_What this task involves_
Apart from the pictures, reproduce the data below exactly as it stands.

_Data under study_
▶

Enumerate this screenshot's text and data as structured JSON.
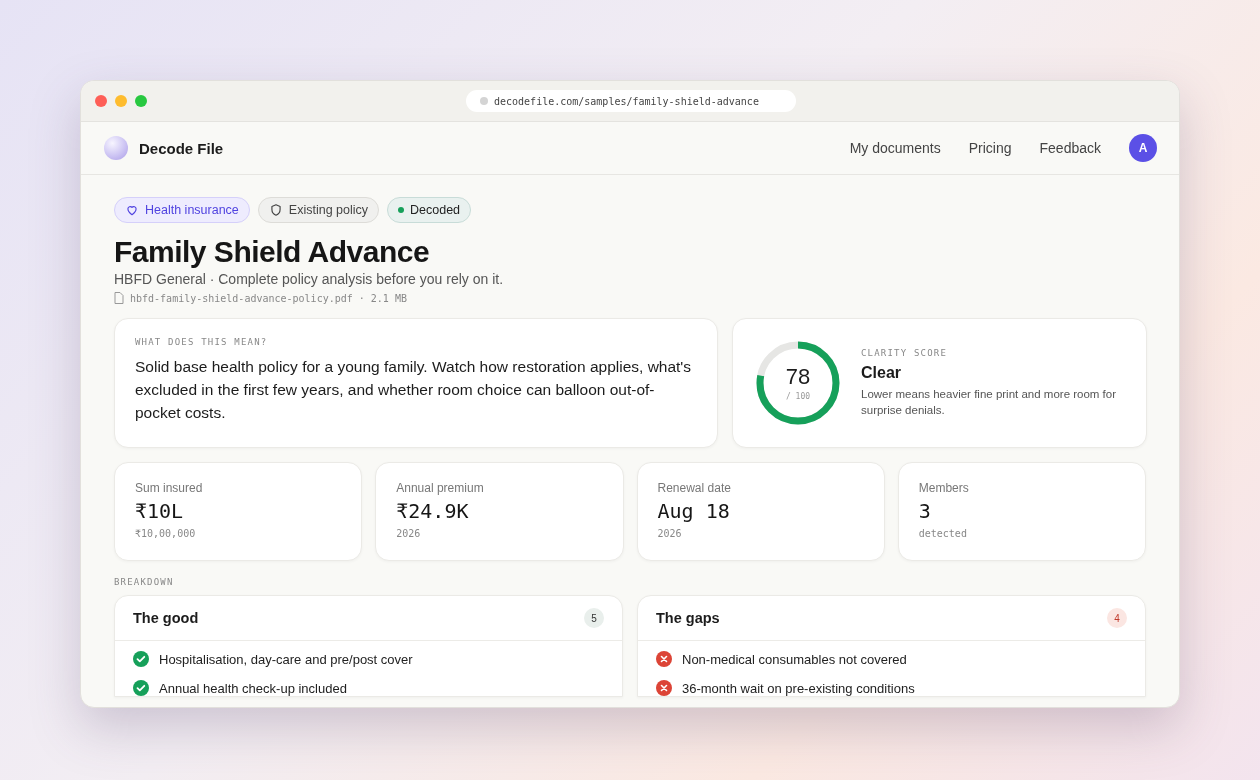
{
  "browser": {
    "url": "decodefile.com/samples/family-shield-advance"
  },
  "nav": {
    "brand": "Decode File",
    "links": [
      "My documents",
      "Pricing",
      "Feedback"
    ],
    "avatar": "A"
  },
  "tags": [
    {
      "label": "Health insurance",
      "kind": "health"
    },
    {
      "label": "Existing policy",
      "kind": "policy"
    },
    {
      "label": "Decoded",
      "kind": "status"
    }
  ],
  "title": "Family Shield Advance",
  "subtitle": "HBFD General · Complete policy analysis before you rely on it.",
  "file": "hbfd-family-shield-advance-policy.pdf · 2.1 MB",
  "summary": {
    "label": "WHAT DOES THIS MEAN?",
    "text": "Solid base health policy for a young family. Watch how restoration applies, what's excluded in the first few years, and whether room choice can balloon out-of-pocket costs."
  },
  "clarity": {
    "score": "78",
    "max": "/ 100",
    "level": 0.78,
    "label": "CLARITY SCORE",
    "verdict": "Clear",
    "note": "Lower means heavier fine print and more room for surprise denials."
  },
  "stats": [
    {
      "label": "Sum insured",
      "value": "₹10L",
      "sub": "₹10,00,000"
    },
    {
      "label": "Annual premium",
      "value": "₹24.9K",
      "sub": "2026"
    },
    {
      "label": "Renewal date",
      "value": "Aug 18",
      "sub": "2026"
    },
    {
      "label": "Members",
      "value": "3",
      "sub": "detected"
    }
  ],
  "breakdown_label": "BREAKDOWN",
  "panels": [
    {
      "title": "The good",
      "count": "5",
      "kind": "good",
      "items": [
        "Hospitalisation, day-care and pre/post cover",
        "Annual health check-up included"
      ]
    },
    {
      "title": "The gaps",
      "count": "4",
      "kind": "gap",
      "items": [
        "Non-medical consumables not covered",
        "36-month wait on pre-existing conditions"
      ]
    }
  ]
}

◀

_Completed task_
Enumerate this screenshot's text and data as structured JSON.
{
  "browser": {
    "url": "decodefile.com/samples/family-shield-advance"
  },
  "nav": {
    "brand": "Decode File",
    "links": [
      "My documents",
      "Pricing",
      "Feedback"
    ],
    "avatar": "A"
  },
  "tags": [
    {
      "label": "Health insurance",
      "kind": "health"
    },
    {
      "label": "Existing policy",
      "kind": "policy"
    },
    {
      "label": "Decoded",
      "kind": "status"
    }
  ],
  "title": "Family Shield Advance",
  "subtitle": "HBFD General · Complete policy analysis before you rely on it.",
  "file": "hbfd-family-shield-advance-policy.pdf · 2.1 MB",
  "summary": {
    "label": "WHAT DOES THIS MEAN?",
    "text": "Solid base health policy for a young family. Watch how restoration applies, what's excluded in the first few years, and whether room choice can balloon out-of-pocket costs."
  },
  "clarity": {
    "score": "78",
    "max": "/ 100",
    "level": 0.78,
    "label": "CLARITY SCORE",
    "verdict": "Clear",
    "note": "Lower means heavier fine print and more room for surprise denials."
  },
  "stats": [
    {
      "label": "Sum insured",
      "value": "₹10L",
      "sub": "₹10,00,000"
    },
    {
      "label": "Annual premium",
      "value": "₹24.9K",
      "sub": "2026"
    },
    {
      "label": "Renewal date",
      "value": "Aug 18",
      "sub": "2026"
    },
    {
      "label": "Members",
      "value": "3",
      "sub": "detected"
    }
  ],
  "breakdown_label": "BREAKDOWN",
  "panels": [
    {
      "title": "The good",
      "count": "5",
      "kind": "good",
      "items": [
        "Hospitalisation, day-care and pre/post cover",
        "Annual health check-up included"
      ]
    },
    {
      "title": "The gaps",
      "count": "4",
      "kind": "gap",
      "items": [
        "Non-medical consumables not covered",
        "36-month wait on pre-existing conditions"
      ]
    }
  ]
}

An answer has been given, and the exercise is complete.